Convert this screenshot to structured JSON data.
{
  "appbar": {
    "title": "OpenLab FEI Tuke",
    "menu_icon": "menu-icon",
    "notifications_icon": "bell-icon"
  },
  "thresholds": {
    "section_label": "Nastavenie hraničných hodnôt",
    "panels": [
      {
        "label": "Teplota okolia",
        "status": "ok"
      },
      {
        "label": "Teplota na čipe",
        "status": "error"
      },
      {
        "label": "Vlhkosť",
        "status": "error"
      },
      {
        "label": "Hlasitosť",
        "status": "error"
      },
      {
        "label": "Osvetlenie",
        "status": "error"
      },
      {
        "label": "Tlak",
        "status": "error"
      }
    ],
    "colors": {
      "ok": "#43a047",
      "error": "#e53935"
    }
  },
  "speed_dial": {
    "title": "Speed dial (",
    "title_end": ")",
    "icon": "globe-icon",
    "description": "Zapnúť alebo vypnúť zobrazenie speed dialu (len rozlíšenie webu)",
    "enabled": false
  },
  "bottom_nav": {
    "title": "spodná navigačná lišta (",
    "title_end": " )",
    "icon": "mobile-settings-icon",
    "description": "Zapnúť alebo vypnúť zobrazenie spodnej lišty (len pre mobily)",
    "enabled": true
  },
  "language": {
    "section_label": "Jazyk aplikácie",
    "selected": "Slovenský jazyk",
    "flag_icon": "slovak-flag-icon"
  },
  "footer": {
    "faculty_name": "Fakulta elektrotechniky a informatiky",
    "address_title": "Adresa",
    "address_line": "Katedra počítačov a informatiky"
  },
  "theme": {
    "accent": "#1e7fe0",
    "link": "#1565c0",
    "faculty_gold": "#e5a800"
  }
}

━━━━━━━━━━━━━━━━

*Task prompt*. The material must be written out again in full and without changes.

*Solution to this problem*.
Convert this screenshot to structured JSON data.
{
  "appbar": {
    "title": "OpenLab FEI Tuke",
    "menu_icon": "menu-icon",
    "notifications_icon": "bell-icon"
  },
  "thresholds": {
    "section_label": "Nastavenie hraničných hodnôt",
    "panels": [
      {
        "label": "Teplota okolia",
        "status": "ok"
      },
      {
        "label": "Teplota na čipe",
        "status": "error"
      },
      {
        "label": "Vlhkosť",
        "status": "error"
      },
      {
        "label": "Hlasitosť",
        "status": "error"
      },
      {
        "label": "Osvetlenie",
        "status": "error"
      },
      {
        "label": "Tlak",
        "status": "error"
      }
    ],
    "colors": {
      "ok": "#43a047",
      "error": "#e53935"
    }
  },
  "speed_dial": {
    "title": "Speed dial (",
    "title_end": ")",
    "icon": "globe-icon",
    "description": "Zapnúť alebo vypnúť zobrazenie speed dialu (len rozlíšenie webu)",
    "enabled": false
  },
  "bottom_nav": {
    "title": "spodná navigačná lišta (",
    "title_end": " )",
    "icon": "mobile-settings-icon",
    "description": "Zapnúť alebo vypnúť zobrazenie spodnej lišty (len pre mobily)",
    "enabled": true
  },
  "language": {
    "section_label": "Jazyk aplikácie",
    "selected": "Slovenský jazyk",
    "flag_icon": "slovak-flag-icon"
  },
  "footer": {
    "faculty_name": "Fakulta elektrotechniky a informatiky",
    "address_title": "Adresa",
    "address_line": "Katedra počítačov a informatiky"
  },
  "theme": {
    "accent": "#1e7fe0",
    "link": "#1565c0",
    "faculty_gold": "#e5a800"
  }
}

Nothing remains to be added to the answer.